** TASK TO CARRY OUT **
Using the data below, work out how many lines contain "this", and report only that number.

========================

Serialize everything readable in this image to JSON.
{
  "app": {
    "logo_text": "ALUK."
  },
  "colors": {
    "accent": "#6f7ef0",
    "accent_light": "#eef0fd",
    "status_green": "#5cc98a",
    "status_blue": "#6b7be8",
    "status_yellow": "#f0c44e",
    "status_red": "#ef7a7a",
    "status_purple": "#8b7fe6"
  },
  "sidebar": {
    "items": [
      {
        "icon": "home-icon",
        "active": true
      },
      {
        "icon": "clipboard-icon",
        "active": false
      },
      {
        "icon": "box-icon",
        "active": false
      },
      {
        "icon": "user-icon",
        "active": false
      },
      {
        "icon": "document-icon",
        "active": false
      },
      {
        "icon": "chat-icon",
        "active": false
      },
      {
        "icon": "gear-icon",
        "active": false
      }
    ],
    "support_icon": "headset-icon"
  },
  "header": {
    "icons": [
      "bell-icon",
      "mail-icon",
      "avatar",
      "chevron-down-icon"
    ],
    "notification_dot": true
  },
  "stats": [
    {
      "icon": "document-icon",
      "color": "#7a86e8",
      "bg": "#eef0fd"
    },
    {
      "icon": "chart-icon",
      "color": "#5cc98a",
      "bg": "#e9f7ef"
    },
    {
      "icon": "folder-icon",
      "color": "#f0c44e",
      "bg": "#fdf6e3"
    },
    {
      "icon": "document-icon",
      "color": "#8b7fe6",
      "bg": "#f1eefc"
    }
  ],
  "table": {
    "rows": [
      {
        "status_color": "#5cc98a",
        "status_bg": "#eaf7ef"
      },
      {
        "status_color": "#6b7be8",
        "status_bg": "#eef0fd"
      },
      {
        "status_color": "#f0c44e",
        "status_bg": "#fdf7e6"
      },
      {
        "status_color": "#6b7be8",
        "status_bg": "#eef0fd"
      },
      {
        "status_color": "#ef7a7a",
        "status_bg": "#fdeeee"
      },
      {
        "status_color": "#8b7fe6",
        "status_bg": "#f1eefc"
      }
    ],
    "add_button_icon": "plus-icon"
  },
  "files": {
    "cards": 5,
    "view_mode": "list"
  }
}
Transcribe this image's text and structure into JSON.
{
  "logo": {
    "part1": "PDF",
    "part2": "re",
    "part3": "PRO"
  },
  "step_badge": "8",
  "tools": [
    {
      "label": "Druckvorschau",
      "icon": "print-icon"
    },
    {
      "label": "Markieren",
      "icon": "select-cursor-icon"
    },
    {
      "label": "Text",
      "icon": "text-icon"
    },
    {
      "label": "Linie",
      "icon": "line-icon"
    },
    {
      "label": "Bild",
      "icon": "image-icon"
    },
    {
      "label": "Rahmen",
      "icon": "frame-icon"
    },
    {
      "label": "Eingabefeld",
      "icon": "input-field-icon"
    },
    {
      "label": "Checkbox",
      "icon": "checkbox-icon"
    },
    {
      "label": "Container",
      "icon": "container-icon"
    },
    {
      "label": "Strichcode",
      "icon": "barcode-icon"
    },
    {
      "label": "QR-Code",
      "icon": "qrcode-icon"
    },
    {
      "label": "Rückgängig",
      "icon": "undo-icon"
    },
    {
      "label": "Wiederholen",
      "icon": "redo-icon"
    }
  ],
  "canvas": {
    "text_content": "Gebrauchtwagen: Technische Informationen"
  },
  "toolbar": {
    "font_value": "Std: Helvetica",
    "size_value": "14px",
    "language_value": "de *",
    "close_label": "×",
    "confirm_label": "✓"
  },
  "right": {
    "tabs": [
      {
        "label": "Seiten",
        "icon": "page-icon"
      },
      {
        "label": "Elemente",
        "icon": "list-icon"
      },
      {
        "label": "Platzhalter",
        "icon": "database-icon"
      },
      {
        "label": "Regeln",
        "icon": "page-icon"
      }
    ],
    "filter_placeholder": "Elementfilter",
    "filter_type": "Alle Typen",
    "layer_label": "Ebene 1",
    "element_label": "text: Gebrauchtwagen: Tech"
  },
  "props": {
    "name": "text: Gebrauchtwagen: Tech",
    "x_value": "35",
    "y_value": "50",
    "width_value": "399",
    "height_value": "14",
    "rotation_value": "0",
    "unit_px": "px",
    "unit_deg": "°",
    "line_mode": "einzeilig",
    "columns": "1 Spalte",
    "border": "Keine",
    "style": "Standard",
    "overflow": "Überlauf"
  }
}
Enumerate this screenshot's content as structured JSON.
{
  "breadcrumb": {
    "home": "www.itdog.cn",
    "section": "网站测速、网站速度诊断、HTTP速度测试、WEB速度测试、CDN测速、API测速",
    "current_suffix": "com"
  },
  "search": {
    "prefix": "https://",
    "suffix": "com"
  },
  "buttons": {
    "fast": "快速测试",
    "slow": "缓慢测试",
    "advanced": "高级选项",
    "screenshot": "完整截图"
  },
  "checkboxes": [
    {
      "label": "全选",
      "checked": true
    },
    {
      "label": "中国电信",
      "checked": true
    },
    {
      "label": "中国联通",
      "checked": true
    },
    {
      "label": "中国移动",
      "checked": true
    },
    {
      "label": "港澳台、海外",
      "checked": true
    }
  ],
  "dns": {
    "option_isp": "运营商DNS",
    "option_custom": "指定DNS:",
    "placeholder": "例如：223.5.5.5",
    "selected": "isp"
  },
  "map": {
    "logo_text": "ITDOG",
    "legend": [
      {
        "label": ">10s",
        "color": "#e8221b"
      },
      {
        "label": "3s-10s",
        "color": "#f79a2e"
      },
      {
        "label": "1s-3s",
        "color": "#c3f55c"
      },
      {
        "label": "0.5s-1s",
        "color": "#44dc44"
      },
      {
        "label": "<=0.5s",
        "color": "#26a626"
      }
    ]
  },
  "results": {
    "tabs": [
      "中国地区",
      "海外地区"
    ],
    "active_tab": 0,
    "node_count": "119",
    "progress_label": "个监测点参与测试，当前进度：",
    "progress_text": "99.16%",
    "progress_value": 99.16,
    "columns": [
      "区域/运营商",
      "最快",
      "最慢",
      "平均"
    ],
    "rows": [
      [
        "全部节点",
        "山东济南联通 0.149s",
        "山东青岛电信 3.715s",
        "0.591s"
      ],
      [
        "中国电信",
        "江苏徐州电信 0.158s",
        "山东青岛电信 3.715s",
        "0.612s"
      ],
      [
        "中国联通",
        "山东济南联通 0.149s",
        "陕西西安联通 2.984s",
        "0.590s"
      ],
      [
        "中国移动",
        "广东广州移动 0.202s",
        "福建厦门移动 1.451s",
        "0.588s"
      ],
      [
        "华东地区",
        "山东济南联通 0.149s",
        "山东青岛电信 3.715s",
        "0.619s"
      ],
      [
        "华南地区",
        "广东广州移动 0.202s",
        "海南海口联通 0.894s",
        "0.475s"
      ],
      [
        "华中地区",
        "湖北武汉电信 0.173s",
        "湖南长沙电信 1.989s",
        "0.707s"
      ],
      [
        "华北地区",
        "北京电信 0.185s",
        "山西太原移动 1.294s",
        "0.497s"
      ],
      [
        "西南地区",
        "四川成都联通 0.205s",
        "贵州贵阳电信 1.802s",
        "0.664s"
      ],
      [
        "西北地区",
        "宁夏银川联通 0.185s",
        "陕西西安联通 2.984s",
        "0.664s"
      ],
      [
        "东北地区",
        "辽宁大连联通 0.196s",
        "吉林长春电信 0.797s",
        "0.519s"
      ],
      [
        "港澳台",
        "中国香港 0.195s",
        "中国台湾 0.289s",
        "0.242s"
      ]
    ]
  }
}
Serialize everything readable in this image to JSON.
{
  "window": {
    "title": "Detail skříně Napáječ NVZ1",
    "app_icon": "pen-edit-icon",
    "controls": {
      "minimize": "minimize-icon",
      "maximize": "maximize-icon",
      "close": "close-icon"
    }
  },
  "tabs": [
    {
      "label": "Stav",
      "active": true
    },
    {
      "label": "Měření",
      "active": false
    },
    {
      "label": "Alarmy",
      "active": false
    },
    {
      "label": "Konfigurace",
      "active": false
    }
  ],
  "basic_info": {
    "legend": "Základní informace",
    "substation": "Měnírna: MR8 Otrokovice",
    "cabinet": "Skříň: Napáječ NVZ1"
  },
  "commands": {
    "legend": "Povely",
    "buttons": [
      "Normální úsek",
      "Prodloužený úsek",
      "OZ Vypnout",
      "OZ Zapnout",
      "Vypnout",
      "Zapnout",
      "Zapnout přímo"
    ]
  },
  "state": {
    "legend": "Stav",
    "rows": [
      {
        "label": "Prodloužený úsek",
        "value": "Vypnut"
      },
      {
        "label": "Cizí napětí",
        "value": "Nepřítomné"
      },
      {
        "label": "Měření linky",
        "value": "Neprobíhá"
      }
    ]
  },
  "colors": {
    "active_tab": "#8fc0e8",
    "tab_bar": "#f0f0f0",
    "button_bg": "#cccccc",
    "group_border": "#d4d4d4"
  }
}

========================

** SOLVED EXERCISE **
4